[Show abstract][Hide abstract] ABSTRACT: Decision-making in an uncertain environment is driven by two major needs: exploring the environment to gather information or exploiting acquired knowledge to maximize reward. The neural processes underlying exploratory decision-making have been mainly studied by means of functional magnetic resonance imaging, overlooking any information about the time when decisions are made. Here, we carried out an electroencephalography (EEG) experiment, in order to detect the time when the brain generators responsible for these decisions have been sufficiently activated to lead to the next decision. Our analyses, based on a classification scheme, extract time-unlocked voltage topographies during reward presentation and use them to predict the type of decisions made on the subsequent trial. Classification accuracy, measured as the area under the Receiver Operator's Characteristic curve was on average 0.65 across 7 subjects. Classification accuracy was above chance levels already after 516 ms on average, across subjects. We speculate that decisions were already made before this critical period, as confirmed by a positive correlation with reaction times across subjects. On an individual subject basis, distributed source estimations were performed on the extracted topographies to statistically evaluate the neural correlates of decision-making. For trials leading to exploration, there was significantly higher activity in dorsolateral prefrontal cortex and the right supramarginal gyrus; areas responsible for modulating behavior under risk and deduction. No area was more active during exploitation. We show for the first time the temporal evolution of differential patterns of brain activation in an exploratory decision-making task on a single-trial basis.

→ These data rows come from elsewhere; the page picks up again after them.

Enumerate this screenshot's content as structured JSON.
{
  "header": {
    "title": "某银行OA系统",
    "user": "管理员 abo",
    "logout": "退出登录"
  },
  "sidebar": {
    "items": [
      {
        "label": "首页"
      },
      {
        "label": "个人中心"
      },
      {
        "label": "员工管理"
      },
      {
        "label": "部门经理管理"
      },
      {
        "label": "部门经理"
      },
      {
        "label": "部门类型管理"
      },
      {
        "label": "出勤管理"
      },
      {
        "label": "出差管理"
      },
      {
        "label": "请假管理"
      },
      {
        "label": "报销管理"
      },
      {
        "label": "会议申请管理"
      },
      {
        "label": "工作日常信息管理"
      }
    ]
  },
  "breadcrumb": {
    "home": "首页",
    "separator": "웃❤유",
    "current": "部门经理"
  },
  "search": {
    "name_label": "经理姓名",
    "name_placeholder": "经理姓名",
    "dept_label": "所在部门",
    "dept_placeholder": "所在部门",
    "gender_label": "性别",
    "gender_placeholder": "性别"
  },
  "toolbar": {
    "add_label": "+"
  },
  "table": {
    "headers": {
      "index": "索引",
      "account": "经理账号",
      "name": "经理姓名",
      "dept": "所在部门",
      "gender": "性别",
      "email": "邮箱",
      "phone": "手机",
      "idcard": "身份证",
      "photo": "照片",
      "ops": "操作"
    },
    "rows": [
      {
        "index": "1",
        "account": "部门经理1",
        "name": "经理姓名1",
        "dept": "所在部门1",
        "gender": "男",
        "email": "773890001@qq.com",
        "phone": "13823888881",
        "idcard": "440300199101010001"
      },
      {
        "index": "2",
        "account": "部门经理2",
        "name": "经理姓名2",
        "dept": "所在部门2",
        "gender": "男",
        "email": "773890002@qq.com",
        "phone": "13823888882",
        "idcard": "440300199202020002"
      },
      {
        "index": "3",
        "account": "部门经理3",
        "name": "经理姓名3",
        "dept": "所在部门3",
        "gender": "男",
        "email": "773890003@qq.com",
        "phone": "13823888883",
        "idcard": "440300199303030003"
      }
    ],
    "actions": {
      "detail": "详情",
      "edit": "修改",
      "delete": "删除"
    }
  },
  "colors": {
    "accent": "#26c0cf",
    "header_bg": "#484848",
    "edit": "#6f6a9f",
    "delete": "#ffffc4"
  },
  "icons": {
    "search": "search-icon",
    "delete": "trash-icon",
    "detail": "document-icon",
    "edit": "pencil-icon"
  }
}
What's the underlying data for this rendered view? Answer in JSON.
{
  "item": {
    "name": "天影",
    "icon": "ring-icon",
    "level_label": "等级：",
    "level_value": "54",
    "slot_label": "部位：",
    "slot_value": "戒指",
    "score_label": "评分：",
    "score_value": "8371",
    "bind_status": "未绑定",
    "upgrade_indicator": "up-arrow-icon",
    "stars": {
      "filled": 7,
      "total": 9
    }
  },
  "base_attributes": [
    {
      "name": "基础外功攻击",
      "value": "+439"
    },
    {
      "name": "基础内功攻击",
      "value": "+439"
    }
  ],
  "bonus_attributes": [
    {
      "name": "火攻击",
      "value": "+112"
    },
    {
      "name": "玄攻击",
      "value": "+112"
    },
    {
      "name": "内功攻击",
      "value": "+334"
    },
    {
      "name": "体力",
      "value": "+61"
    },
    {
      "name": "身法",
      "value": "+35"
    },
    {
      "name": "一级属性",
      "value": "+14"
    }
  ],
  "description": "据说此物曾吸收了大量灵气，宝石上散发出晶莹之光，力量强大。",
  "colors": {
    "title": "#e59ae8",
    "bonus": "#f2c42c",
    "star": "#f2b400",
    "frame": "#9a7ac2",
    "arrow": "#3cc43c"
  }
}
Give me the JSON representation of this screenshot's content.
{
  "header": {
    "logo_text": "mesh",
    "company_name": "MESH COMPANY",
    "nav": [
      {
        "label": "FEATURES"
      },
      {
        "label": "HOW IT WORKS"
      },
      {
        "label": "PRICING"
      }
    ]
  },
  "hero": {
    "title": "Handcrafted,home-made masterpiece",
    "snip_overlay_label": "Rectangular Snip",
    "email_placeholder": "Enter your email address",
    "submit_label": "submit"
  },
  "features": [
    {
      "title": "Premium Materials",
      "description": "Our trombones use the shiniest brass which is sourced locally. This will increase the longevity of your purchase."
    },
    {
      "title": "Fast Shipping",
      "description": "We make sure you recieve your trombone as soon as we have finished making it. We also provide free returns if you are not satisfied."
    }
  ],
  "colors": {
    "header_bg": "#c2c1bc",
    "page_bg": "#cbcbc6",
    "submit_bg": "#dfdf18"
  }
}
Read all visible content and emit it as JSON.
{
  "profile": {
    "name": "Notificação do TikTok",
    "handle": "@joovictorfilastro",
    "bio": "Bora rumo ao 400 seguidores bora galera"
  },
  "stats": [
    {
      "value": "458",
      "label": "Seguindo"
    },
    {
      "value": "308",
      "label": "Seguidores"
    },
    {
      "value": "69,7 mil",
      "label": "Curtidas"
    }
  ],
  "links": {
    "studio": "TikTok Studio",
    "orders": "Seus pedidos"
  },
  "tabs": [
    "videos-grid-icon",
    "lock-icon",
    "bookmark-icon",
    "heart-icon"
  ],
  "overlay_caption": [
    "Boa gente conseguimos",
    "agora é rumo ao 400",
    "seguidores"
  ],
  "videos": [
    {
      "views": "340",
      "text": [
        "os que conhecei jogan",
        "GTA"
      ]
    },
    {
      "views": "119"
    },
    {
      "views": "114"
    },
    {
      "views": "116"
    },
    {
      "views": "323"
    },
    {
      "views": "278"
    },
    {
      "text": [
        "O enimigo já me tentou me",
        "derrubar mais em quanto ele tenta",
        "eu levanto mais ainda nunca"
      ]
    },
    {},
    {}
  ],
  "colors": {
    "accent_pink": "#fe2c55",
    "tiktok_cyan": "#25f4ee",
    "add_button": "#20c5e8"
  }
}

[Show abstract][Hide abstract] ABSTRACT: This study aims to characterize the electroencephalography (EEG) correlates of exploratory behavior. Decision making in an uncertain environment raises a conflict between two opposing needs: gathering information about the environment and exploiting this knowledge in order to optimize the decision. Exploratory behavior has already been studied using functional magnetic resonance imaging (fMRI). Based on a usual paradigm in reinforcement learning, this study has shown bilateral activation in the frontal and parietal cortex. To our knowledge, no previous study has been done on it using EEG. The study of the exploratory behavior using EEG signals raises two difficulties. First, the labels of trial as exploitation or exploration cannot be directly derived from the subject action. In order to access this information, a model of how the subject makes his decision must be built. The exploration related information can be then derived from it. Second, because of the complexity of the task, its EEG correlates are not necessarily time locked with the action. So the EEG processing methods used should be designed in order to handle signals that shift in time across trials. Using the same experimental protocol as the fMRI study, results show that the bilateral frontal and parietal areas are also the most discriminant. This strongly suggests that the EEG signal also conveys information about the exploratory behavior.
IEEE transactions on neural systems and rehabilitation engineering: a publication of the IEEE Engineering in Medicine and Biology Society 01/2009; 16(6):549-56. · 2.42 Impact Factor
[Show abstract][Hide abstract] ABSTRACT: We proposed a Bayesian model for the detection of asynchronous EEG patterns. Based on a skew normal model of the pattern of interest in the time-domain and on the assumption that background activity can be modeled as colored noise, we estimate both the pattern of interest and the time onset in each trial from the data using a Monte Carlo Markov Chain algorithm. Initial tests on synthetic data showed that the methods estimated correctly the pattern and the time onsets in all trials..